Purpose – To provide in‐depth insights into one specific product recovery operation (remanufacturing) in the automotive sector, taking the example of original equipment manufacturers (OEM). Design/methodology/approach – The research was undertaken within the engine remanufacturing facilities of a major European car manufacturer. The main data collection methods were open‐ended, non‐directive interviews and process observation. In addition, secondary data (internal company reports and documentation) were collected. Overall, a total of 64 interviews were conducted within the engine remanufacturing plant. Findings – The case study revealed that the remanufacturing processes included challenges that have been traditionally investigated within “conventional” operations and supply chain management, such as high inventory levels or process through‐put times. It was also found that product take‐back and recovery in the automotive sector do not necessarily stem from a company's mission statement that includes (sustainable) responsibility, but are based on other motives. These motivations include the long‐term supply of spare parts, for example. Research limitations/implications – The findings are limited to one specific European car manufacturer and may therefore not necessarily apply to the independent automotive remanufacturing sector or to other OEM remanufacturers. Practical implications – The case study gives an in‐depth insight into the issues within automotive product take‐back and recovery, the types of obstacles that may occur as well as how these may be overcome in the real world.
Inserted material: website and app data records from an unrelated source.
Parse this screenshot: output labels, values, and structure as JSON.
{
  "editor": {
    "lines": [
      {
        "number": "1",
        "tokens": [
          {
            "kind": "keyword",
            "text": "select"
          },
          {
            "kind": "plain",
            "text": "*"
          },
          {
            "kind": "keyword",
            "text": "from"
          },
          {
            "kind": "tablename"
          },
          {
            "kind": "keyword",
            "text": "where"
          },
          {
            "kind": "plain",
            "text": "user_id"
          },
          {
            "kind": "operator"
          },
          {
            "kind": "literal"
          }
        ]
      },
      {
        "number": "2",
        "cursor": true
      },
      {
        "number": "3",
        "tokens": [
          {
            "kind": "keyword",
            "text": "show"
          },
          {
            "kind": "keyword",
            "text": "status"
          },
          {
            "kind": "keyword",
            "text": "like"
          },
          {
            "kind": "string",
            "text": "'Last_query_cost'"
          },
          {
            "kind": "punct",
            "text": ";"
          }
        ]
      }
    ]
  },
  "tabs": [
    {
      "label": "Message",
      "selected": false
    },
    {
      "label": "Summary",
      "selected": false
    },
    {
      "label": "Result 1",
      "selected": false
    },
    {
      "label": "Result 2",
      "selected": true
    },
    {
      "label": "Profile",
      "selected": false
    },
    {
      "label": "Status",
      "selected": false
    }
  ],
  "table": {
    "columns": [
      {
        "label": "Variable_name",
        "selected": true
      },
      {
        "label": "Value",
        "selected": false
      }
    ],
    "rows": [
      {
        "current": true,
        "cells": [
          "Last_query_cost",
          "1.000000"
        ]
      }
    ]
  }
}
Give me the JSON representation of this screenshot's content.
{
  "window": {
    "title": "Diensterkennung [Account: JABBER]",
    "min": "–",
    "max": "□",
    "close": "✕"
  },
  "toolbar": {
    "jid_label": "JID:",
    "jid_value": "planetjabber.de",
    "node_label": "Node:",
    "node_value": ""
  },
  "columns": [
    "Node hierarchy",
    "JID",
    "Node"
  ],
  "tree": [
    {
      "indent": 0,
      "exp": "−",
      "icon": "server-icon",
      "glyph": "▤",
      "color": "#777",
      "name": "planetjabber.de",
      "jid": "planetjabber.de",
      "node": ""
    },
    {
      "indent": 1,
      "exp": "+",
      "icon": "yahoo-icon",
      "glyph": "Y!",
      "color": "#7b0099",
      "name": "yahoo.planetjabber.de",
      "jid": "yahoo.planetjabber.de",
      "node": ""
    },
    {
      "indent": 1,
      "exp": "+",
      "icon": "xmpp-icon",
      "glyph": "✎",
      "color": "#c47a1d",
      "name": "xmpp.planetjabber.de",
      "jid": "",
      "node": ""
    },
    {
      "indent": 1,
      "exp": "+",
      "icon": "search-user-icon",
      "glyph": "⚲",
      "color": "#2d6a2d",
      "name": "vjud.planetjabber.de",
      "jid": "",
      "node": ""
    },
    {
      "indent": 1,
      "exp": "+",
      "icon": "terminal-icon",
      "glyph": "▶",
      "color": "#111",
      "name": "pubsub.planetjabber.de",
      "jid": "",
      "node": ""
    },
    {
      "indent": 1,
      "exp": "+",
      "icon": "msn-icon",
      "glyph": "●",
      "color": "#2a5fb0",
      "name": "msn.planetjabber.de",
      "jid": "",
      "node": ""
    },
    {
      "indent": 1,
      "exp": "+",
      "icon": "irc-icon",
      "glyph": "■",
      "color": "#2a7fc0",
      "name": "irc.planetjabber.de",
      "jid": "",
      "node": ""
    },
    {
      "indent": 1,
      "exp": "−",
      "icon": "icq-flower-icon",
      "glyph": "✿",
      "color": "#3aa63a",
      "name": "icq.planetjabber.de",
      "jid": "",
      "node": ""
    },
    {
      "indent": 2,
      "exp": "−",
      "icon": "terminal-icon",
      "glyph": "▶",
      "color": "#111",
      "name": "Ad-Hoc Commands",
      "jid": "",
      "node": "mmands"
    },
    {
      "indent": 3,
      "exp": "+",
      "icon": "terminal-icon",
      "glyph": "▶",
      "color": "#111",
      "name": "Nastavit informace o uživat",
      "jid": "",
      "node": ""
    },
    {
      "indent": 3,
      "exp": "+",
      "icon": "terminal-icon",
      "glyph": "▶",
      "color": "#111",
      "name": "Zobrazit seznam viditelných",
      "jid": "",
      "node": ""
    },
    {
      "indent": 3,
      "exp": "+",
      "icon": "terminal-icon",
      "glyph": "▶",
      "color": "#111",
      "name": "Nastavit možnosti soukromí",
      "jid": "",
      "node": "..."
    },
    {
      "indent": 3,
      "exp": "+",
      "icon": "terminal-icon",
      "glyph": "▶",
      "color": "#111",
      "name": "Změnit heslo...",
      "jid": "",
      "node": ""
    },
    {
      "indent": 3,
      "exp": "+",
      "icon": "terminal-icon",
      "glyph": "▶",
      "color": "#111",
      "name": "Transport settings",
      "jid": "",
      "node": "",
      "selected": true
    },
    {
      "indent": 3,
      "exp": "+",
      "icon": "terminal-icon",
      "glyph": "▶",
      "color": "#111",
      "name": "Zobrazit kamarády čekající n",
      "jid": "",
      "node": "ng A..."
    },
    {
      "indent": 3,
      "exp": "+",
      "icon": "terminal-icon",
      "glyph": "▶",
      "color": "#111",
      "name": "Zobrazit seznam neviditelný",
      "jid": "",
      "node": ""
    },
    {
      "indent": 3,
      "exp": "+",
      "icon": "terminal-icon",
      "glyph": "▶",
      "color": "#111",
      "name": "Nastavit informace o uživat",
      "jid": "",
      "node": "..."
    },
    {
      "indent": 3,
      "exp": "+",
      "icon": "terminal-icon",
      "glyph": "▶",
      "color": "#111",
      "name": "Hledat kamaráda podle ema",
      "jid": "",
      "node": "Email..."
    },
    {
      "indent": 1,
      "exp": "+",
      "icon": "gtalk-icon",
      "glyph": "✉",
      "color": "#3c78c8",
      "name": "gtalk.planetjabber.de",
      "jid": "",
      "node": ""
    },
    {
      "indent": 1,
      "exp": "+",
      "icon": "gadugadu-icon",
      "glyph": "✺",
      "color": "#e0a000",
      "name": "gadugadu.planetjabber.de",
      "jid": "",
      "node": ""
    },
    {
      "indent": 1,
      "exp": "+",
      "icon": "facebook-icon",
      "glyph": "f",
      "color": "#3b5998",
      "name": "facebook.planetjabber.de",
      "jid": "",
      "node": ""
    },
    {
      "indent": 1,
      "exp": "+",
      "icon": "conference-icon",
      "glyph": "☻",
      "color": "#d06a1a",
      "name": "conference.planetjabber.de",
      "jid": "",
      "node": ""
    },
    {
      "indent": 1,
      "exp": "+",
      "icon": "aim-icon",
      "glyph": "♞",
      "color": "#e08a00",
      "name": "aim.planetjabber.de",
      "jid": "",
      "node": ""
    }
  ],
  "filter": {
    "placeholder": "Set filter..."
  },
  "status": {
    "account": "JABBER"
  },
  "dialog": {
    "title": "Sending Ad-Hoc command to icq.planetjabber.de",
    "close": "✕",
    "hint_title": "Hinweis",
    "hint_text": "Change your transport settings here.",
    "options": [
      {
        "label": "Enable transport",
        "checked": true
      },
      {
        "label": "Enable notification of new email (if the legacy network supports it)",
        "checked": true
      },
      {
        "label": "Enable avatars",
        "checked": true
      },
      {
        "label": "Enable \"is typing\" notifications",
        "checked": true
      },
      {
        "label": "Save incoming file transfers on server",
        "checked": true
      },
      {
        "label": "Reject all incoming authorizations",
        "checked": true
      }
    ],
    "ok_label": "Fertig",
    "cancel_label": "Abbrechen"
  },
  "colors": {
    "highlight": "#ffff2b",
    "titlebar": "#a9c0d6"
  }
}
Originality/value – The findings provide new, real‐world insights for academia, but also feedback to industry by providing an in‐depth account of current automotive remanufacturing practices undertaken by the OEM.
Business Process Management Journal – Emerald Publishing
Published: Nov 1, 2006
Keywords: Automotive components industry; Supply chain management; Product management; Reverse scheduling